→ EXERCISE: Restate the full set of records exactly, without adding or dropping a word.

>>>

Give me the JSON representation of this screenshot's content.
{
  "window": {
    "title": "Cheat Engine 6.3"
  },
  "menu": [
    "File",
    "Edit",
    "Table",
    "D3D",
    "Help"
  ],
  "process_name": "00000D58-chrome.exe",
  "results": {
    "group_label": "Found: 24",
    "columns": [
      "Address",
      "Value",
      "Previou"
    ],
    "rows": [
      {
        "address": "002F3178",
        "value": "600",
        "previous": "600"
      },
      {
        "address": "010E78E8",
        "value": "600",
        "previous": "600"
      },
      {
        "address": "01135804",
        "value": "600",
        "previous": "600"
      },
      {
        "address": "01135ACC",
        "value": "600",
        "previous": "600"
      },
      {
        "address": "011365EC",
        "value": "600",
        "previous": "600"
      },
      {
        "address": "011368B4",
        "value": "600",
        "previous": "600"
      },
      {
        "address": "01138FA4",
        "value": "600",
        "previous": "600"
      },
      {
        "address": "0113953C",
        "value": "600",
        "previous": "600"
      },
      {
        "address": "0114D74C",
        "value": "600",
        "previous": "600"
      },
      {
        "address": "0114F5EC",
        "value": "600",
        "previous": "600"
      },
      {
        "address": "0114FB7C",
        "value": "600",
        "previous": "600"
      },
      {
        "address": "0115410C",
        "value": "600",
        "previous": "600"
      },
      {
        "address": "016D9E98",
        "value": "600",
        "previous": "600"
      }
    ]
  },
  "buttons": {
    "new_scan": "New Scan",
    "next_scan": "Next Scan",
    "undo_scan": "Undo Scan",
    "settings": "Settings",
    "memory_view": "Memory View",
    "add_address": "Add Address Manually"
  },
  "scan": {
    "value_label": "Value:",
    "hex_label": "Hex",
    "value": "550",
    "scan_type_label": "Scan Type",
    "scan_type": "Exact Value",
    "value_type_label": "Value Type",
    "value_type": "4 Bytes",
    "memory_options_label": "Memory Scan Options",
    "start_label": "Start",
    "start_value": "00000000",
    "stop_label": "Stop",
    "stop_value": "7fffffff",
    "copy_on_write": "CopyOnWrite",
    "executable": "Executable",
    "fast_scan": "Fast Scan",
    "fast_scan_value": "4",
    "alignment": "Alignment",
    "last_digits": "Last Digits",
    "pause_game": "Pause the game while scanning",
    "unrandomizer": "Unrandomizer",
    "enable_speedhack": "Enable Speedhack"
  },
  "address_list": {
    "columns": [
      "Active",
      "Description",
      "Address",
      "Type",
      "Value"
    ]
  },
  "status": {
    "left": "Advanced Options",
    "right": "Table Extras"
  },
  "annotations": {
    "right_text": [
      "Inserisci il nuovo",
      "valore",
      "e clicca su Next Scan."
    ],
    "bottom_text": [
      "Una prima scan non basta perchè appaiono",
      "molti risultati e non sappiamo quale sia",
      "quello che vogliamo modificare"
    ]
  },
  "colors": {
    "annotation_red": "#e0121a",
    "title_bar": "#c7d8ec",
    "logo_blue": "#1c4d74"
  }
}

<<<

→ EXPECTED OUTPUT:
Give me the JSON representation of this screenshot's content.
{
  "window": {
    "title": "Cheat Engine 6.3"
  },
  "menu": [
    "File",
    "Edit",
    "Table",
    "D3D",
    "Help"
  ],
  "process_name": "00000D58-chrome.exe",
  "results": {
    "group_label": "Found: 24",
    "columns": [
      "Address",
      "Value",
      "Previou"
    ],
    "rows": [
      {
        "address": "002F3178",
        "value": "600",
        "previous": "600"
      },
      {
        "address": "010E78E8",
        "value": "600",
        "previous": "600"
      },
      {
        "address": "01135804",
        "value": "600",
        "previous": "600"
      },
      {
        "address": "01135ACC",
        "value": "600",
        "previous": "600"
      },
      {
        "address": "011365EC",
        "value": "600",
        "previous": "600"
      },
      {
        "address": "011368B4",
        "value": "600",
        "previous": "600"
      },
      {
        "address": "01138FA4",
        "value": "600",
        "previous": "600"
      },
      {
        "address": "0113953C",
        "value": "600",
        "previous": "600"
      },
      {
        "address": "0114D74C",
        "value": "600",
        "previous": "600"
      },
      {
        "address": "0114F5EC",
        "value": "600",
        "previous": "600"
      },
      {
        "address": "0114FB7C",
        "value": "600",
        "previous": "600"
      },
      {
        "address": "0115410C",
        "value": "600",
        "previous": "600"
      },
      {
        "address": "016D9E98",
        "value": "600",
        "previous": "600"
      }
    ]
  },
  "buttons": {
    "new_scan": "New Scan",
    "next_scan": "Next Scan",
    "undo_scan": "Undo Scan",
    "settings": "Settings",
    "memory_view": "Memory View",
    "add_address": "Add Address Manually"
  },
  "scan": {
    "value_label": "Value:",
    "hex_label": "Hex",
    "value": "550",
    "scan_type_label": "Scan Type",
    "scan_type": "Exact Value",
    "value_type_label": "Value Type",
    "value_type": "4 Bytes",
    "memory_options_label": "Memory Scan Options",
    "start_label": "Start",
    "start_value": "00000000",
    "stop_label": "Stop",
    "stop_value": "7fffffff",
    "copy_on_write": "CopyOnWrite",
    "executable": "Executable",
    "fast_scan": "Fast Scan",
    "fast_scan_value": "4",
    "alignment": "Alignment",
    "last_digits": "Last Digits",
    "pause_game": "Pause the game while scanning",
    "unrandomizer": "Unrandomizer",
    "enable_speedhack": "Enable Speedhack"
  },
  "address_list": {
    "columns": [
      "Active",
      "Description",
      "Address",
      "Type",
      "Value"
    ]
  },
  "status": {
    "left": "Advanced Options",
    "right": "Table Extras"
  },
  "annotations": {
    "right_text": [
      "Inserisci il nuovo",
      "valore",
      "e clicca su Next Scan."
    ],
    "bottom_text": [
      "Una prima scan non basta perchè appaiono",
      "molti risultati e non sappiamo quale sia",
      "quello che vogliamo modificare"
    ]
  },
  "colors": {
    "annotation_red": "#e0121a",
    "title_bar": "#c7d8ec",
    "logo_blue": "#1c4d74"
  }
}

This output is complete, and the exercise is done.